▶ Assigned task:
Keeping pictures out of the copy, restate each record word for word.

▶ Given entries:
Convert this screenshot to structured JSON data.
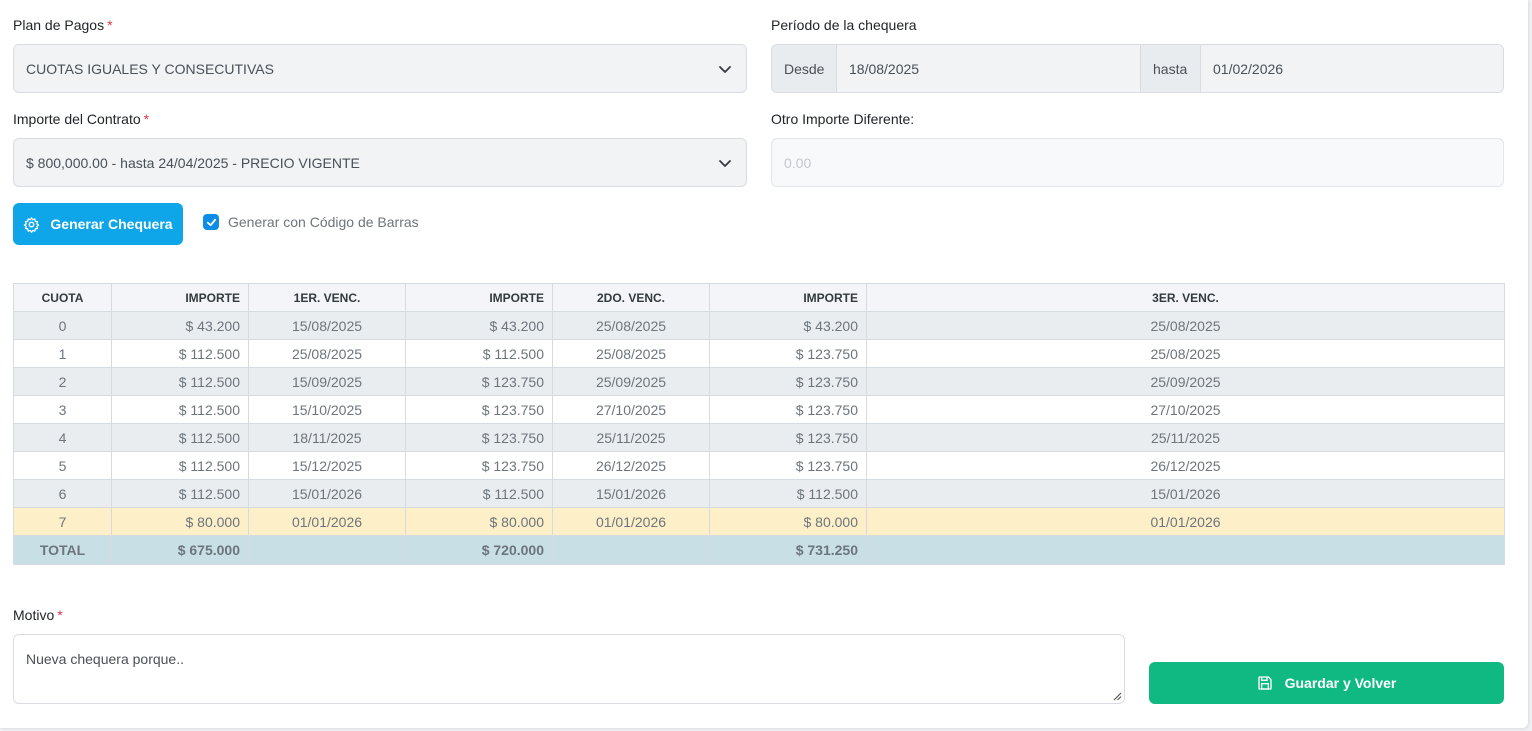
{
  "plan_pagos": {
    "label": "Plan de Pagos",
    "required_mark": "*",
    "value": "CUOTAS IGUALES Y CONSECUTIVAS"
  },
  "periodo": {
    "label": "Período de la chequera",
    "desde_label": "Desde",
    "desde_value": "18/08/2025",
    "hasta_label": "hasta",
    "hasta_value": "01/02/2026"
  },
  "importe_contrato": {
    "label": "Importe del Contrato",
    "required_mark": "*",
    "value": "$ 800,000.00 - hasta 24/04/2025 - PRECIO VIGENTE"
  },
  "otro_importe": {
    "label": "Otro Importe Diferente:",
    "placeholder": "0.00"
  },
  "generar_button": {
    "label": "Generar Chequera",
    "icon": "gear-icon"
  },
  "codigo_barras": {
    "label": "Generar con Código de Barras",
    "checked": true
  },
  "table": {
    "headers": [
      "CUOTA",
      "IMPORTE",
      "1ER. VENC.",
      "IMPORTE",
      "2DO. VENC.",
      "IMPORTE",
      "3ER. VENC."
    ],
    "rows": [
      [
        "0",
        "$ 43.200",
        "15/08/2025",
        "$ 43.200",
        "25/08/2025",
        "$ 43.200",
        "25/08/2025"
      ],
      [
        "1",
        "$ 112.500",
        "25/08/2025",
        "$ 112.500",
        "25/08/2025",
        "$ 123.750",
        "25/08/2025"
      ],
      [
        "2",
        "$ 112.500",
        "15/09/2025",
        "$ 123.750",
        "25/09/2025",
        "$ 123.750",
        "25/09/2025"
      ],
      [
        "3",
        "$ 112.500",
        "15/10/2025",
        "$ 123.750",
        "27/10/2025",
        "$ 123.750",
        "27/10/2025"
      ],
      [
        "4",
        "$ 112.500",
        "18/11/2025",
        "$ 123.750",
        "25/11/2025",
        "$ 123.750",
        "25/11/2025"
      ],
      [
        "5",
        "$ 112.500",
        "15/12/2025",
        "$ 123.750",
        "26/12/2025",
        "$ 123.750",
        "26/12/2025"
      ],
      [
        "6",
        "$ 112.500",
        "15/01/2026",
        "$ 112.500",
        "15/01/2026",
        "$ 112.500",
        "15/01/2026"
      ],
      [
        "7",
        "$ 80.000",
        "01/01/2026",
        "$ 80.000",
        "01/01/2026",
        "$ 80.000",
        "01/01/2026"
      ]
    ],
    "total": [
      "TOTAL",
      "$ 675.000",
      "",
      "$ 720.000",
      "",
      "$ 731.250",
      ""
    ]
  },
  "motivo": {
    "label": "Motivo",
    "required_mark": "*",
    "placeholder": "Nueva chequera porque.."
  },
  "guardar_button": {
    "label": "Guardar y Volver",
    "icon": "save-icon"
  },
  "colors": {
    "primary": "#0ea5e9",
    "success": "#10b981",
    "required": "#dc3545",
    "row_highlight": "#fdf0c8",
    "total_row": "#c8e0e5"
  }
}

▶ Solution to this problem:
Convert this screenshot to structured JSON data.
{
  "plan_pagos": {
    "label": "Plan de Pagos",
    "required_mark": "*",
    "value": "CUOTAS IGUALES Y CONSECUTIVAS"
  },
  "periodo": {
    "label": "Período de la chequera",
    "desde_label": "Desde",
    "desde_value": "18/08/2025",
    "hasta_label": "hasta",
    "hasta_value": "01/02/2026"
  },
  "importe_contrato": {
    "label": "Importe del Contrato",
    "required_mark": "*",
    "value": "$ 800,000.00 - hasta 24/04/2025 - PRECIO VIGENTE"
  },
  "otro_importe": {
    "label": "Otro Importe Diferente:",
    "placeholder": "0.00"
  },
  "generar_button": {
    "label": "Generar Chequera",
    "icon": "gear-icon"
  },
  "codigo_barras": {
    "label": "Generar con Código de Barras",
    "checked": true
  },
  "table": {
    "headers": [
      "CUOTA",
      "IMPORTE",
      "1ER. VENC.",
      "IMPORTE",
      "2DO. VENC.",
      "IMPORTE",
      "3ER. VENC."
    ],
    "rows": [
      [
        "0",
        "$ 43.200",
        "15/08/2025",
        "$ 43.200",
        "25/08/2025",
        "$ 43.200",
        "25/08/2025"
      ],
      [
        "1",
        "$ 112.500",
        "25/08/2025",
        "$ 112.500",
        "25/08/2025",
        "$ 123.750",
        "25/08/2025"
      ],
      [
        "2",
        "$ 112.500",
        "15/09/2025",
        "$ 123.750",
        "25/09/2025",
        "$ 123.750",
        "25/09/2025"
      ],
      [
        "3",
        "$ 112.500",
        "15/10/2025",
        "$ 123.750",
        "27/10/2025",
        "$ 123.750",
        "27/10/2025"
      ],
      [
        "4",
        "$ 112.500",
        "18/11/2025",
        "$ 123.750",
        "25/11/2025",
        "$ 123.750",
        "25/11/2025"
      ],
      [
        "5",
        "$ 112.500",
        "15/12/2025",
        "$ 123.750",
        "26/12/2025",
        "$ 123.750",
        "26/12/2025"
      ],
      [
        "6",
        "$ 112.500",
        "15/01/2026",
        "$ 112.500",
        "15/01/2026",
        "$ 112.500",
        "15/01/2026"
      ],
      [
        "7",
        "$ 80.000",
        "01/01/2026",
        "$ 80.000",
        "01/01/2026",
        "$ 80.000",
        "01/01/2026"
      ]
    ],
    "total": [
      "TOTAL",
      "$ 675.000",
      "",
      "$ 720.000",
      "",
      "$ 731.250",
      ""
    ]
  },
  "motivo": {
    "label": "Motivo",
    "required_mark": "*",
    "placeholder": "Nueva chequera porque.."
  },
  "guardar_button": {
    "label": "Guardar y Volver",
    "icon": "save-icon"
  },
  "colors": {
    "primary": "#0ea5e9",
    "success": "#10b981",
    "required": "#dc3545",
    "row_highlight": "#fdf0c8",
    "total_row": "#c8e0e5"
  }
}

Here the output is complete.